The transformation of the current energy system to a sustainable structure characterized by renewable energies is a central social challenge of the 21st century. To achieve this, the inherent volatility of renewable energy sources requires a move away from conventional, hierarchically structured top-down energy networks towards flexible, cross-sectoral and intelligent energy systems. Therefore, in the course of the energy transition, so-called micro- and smart grids (MSG) represent an important solution component to ensure a clean, efficient and cost-effective energy supply in the future. MSG is the concept of a local grid consisting of energy sources (e.g. wind power), energy storage (e.g. battery) and energy consumers of different sectors (e.g. electricity, heat, mobility). The local integration of regenerative energies by means of MSGs, e.g. within industrial companies or residential areas, relieves the energy networks and, thus, reduces the need for cost- and resource-intensive network expansion.

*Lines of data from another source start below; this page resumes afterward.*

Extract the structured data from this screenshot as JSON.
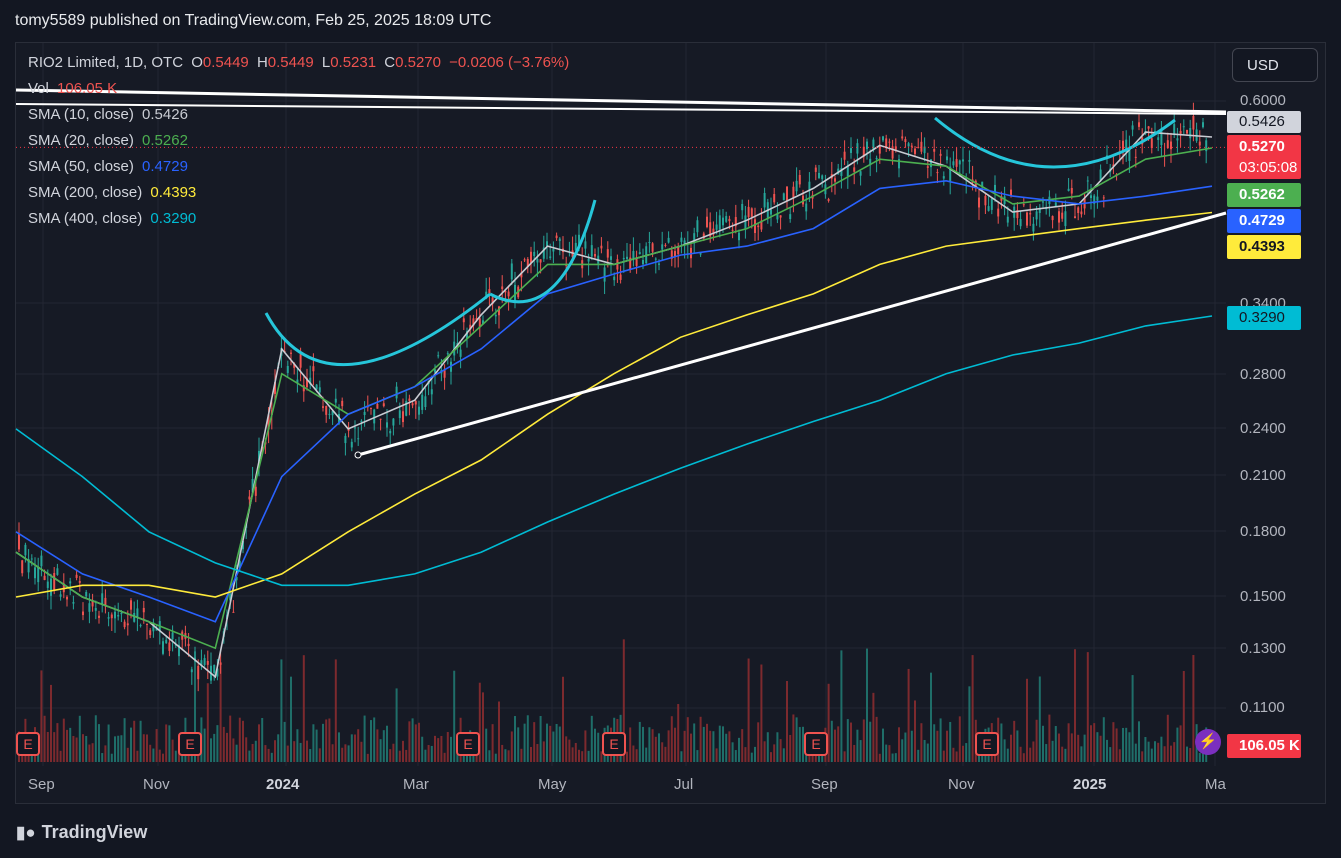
{
  "header": {
    "text": "tomy5589 published on TradingView.com, Feb 25, 2025 18:09 UTC"
  },
  "legend": {
    "symbol": "RIO2 Limited, 1D, OTC",
    "o_label": "O",
    "o_val": "0.5449",
    "h_label": "H",
    "h_val": "0.5449",
    "l_label": "L",
    "l_val": "0.5231",
    "c_label": "C",
    "c_val": "0.5270",
    "change": "−0.0206 (−3.76%)",
    "vol_label": "Vol",
    "vol_val": "106.05 K",
    "sma": [
      {
        "label": "SMA (10, close)",
        "value": "0.5426",
        "color": "#c9ccd3"
      },
      {
        "label": "SMA (20, close)",
        "value": "0.5262",
        "color": "#4caf50"
      },
      {
        "label": "SMA (50, close)",
        "value": "0.4729",
        "color": "#2962ff"
      },
      {
        "label": "SMA (200, close)",
        "value": "0.4393",
        "color": "#ffeb3b"
      },
      {
        "label": "SMA (400, close)",
        "value": "0.3290",
        "color": "#00bcd4"
      }
    ]
  },
  "currency_button": "USD",
  "price_labels": {
    "sma10": "0.5426",
    "last": "0.5270",
    "countdown": "03:05:08",
    "sma20": "0.5262",
    "sma50": "0.4729",
    "sma200": "0.4393",
    "sma400": "0.3290",
    "volume": "106.05 K"
  },
  "earnings_marker": "E",
  "footer": {
    "logo_text": "TradingView"
  },
  "colors": {
    "up": "#26a69a",
    "down": "#ef5350",
    "background": "#161a25",
    "text": "#d1d4dc"
  },
  "chart_data": {
    "type": "candlestick",
    "scale": "log",
    "ylim": [
      0.095,
      0.62
    ],
    "y_ticks": [
      "0.6000",
      "0.3400",
      "0.2800",
      "0.2400",
      "0.2100",
      "0.1800",
      "0.1500",
      "0.1300",
      "0.1100"
    ],
    "x_ticks": [
      "Sep",
      "Nov",
      "2024",
      "Mar",
      "May",
      "Jul",
      "Sep",
      "Nov",
      "2025",
      "Ma"
    ],
    "series": [
      {
        "name": "SMA (10, close)",
        "color": "#c9ccd3",
        "points": [
          [
            "Sep",
            0.17
          ],
          [
            "Oct",
            0.15
          ],
          [
            "Nov",
            0.14
          ],
          [
            "Dec",
            0.12
          ],
          [
            "2024",
            0.3
          ],
          [
            "Feb",
            0.24
          ],
          [
            "Mar",
            0.26
          ],
          [
            "Apr",
            0.33
          ],
          [
            "May",
            0.4
          ],
          [
            "Jun",
            0.38
          ],
          [
            "Jul",
            0.4
          ],
          [
            "Aug",
            0.43
          ],
          [
            "Sep",
            0.47
          ],
          [
            "Oct",
            0.53
          ],
          [
            "Nov",
            0.5
          ],
          [
            "Dec",
            0.44
          ],
          [
            "2025",
            0.45
          ],
          [
            "Feb",
            0.55
          ],
          [
            "Feb 25",
            0.5426
          ]
        ]
      },
      {
        "name": "SMA (20, close)",
        "color": "#4caf50",
        "points": [
          [
            "Sep",
            0.17
          ],
          [
            "Oct",
            0.15
          ],
          [
            "Nov",
            0.14
          ],
          [
            "Dec",
            0.13
          ],
          [
            "2024",
            0.28
          ],
          [
            "Feb",
            0.25
          ],
          [
            "Mar",
            0.27
          ],
          [
            "Apr",
            0.32
          ],
          [
            "May",
            0.38
          ],
          [
            "Jun",
            0.38
          ],
          [
            "Jul",
            0.4
          ],
          [
            "Aug",
            0.42
          ],
          [
            "Sep",
            0.46
          ],
          [
            "Oct",
            0.51
          ],
          [
            "Nov",
            0.5
          ],
          [
            "Dec",
            0.45
          ],
          [
            "2025",
            0.46
          ],
          [
            "Feb",
            0.51
          ],
          [
            "Feb 25",
            0.5262
          ]
        ]
      },
      {
        "name": "SMA (50, close)",
        "color": "#2962ff",
        "points": [
          [
            "Sep",
            0.18
          ],
          [
            "Oct",
            0.16
          ],
          [
            "Nov",
            0.15
          ],
          [
            "Dec",
            0.14
          ],
          [
            "2024",
            0.21
          ],
          [
            "Feb",
            0.25
          ],
          [
            "Mar",
            0.27
          ],
          [
            "Apr",
            0.3
          ],
          [
            "May",
            0.35
          ],
          [
            "Jun",
            0.37
          ],
          [
            "Jul",
            0.39
          ],
          [
            "Aug",
            0.4
          ],
          [
            "Sep",
            0.42
          ],
          [
            "Oct",
            0.47
          ],
          [
            "Nov",
            0.48
          ],
          [
            "Dec",
            0.46
          ],
          [
            "2025",
            0.45
          ],
          [
            "Feb",
            0.46
          ],
          [
            "Feb 25",
            0.4729
          ]
        ]
      },
      {
        "name": "SMA (200, close)",
        "color": "#ffeb3b",
        "points": [
          [
            "Sep",
            0.15
          ],
          [
            "Oct",
            0.155
          ],
          [
            "Nov",
            0.155
          ],
          [
            "Dec",
            0.15
          ],
          [
            "2024",
            0.16
          ],
          [
            "Feb",
            0.18
          ],
          [
            "Mar",
            0.2
          ],
          [
            "Apr",
            0.22
          ],
          [
            "May",
            0.25
          ],
          [
            "Jun",
            0.28
          ],
          [
            "Jul",
            0.31
          ],
          [
            "Aug",
            0.33
          ],
          [
            "Sep",
            0.35
          ],
          [
            "Oct",
            0.38
          ],
          [
            "Nov",
            0.4
          ],
          [
            "Dec",
            0.41
          ],
          [
            "2025",
            0.42
          ],
          [
            "Feb",
            0.43
          ],
          [
            "Feb 25",
            0.4393
          ]
        ]
      },
      {
        "name": "SMA (400, close)",
        "color": "#00bcd4",
        "points": [
          [
            "Sep",
            0.24
          ],
          [
            "Oct",
            0.21
          ],
          [
            "Nov",
            0.18
          ],
          [
            "Dec",
            0.165
          ],
          [
            "2024",
            0.155
          ],
          [
            "Feb",
            0.155
          ],
          [
            "Mar",
            0.16
          ],
          [
            "Apr",
            0.17
          ],
          [
            "May",
            0.185
          ],
          [
            "Jun",
            0.2
          ],
          [
            "Jul",
            0.215
          ],
          [
            "Aug",
            0.23
          ],
          [
            "Sep",
            0.245
          ],
          [
            "Oct",
            0.26
          ],
          [
            "Nov",
            0.28
          ],
          [
            "Dec",
            0.295
          ],
          [
            "2025",
            0.305
          ],
          [
            "Feb",
            0.32
          ],
          [
            "Feb 25",
            0.329
          ]
        ]
      }
    ],
    "last_close": 0.527
  }
}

The central hurdle to the establishment of MSGs is safe operation. MSGs are highly heterogeneous, complex and have a significant stochastic component, which is caused by the uncertainty of consumer behavior and renewable power plants. Classical methods of control engineering are not considered to be effective here. In contrast, reinforcement learning (RL) is a data-driven operating concept from the field of machine learning (ML), which has been able to celebrate promising success with similarly complex and stochastic problems (e.g. stock exchange trading). Nevertheless, research into MSG-specific ML strategies is still fraught with a high risk, since the security and availability of energy networks must meet the highest requirements: even a single wrong decision can lead to a complete system failure (black-out). In the absence of mathematically provable guarantees, the use of adaptive, data-driven methods of ML, whose behavior is fundamentally unpredictable, is extremely challenging in this context.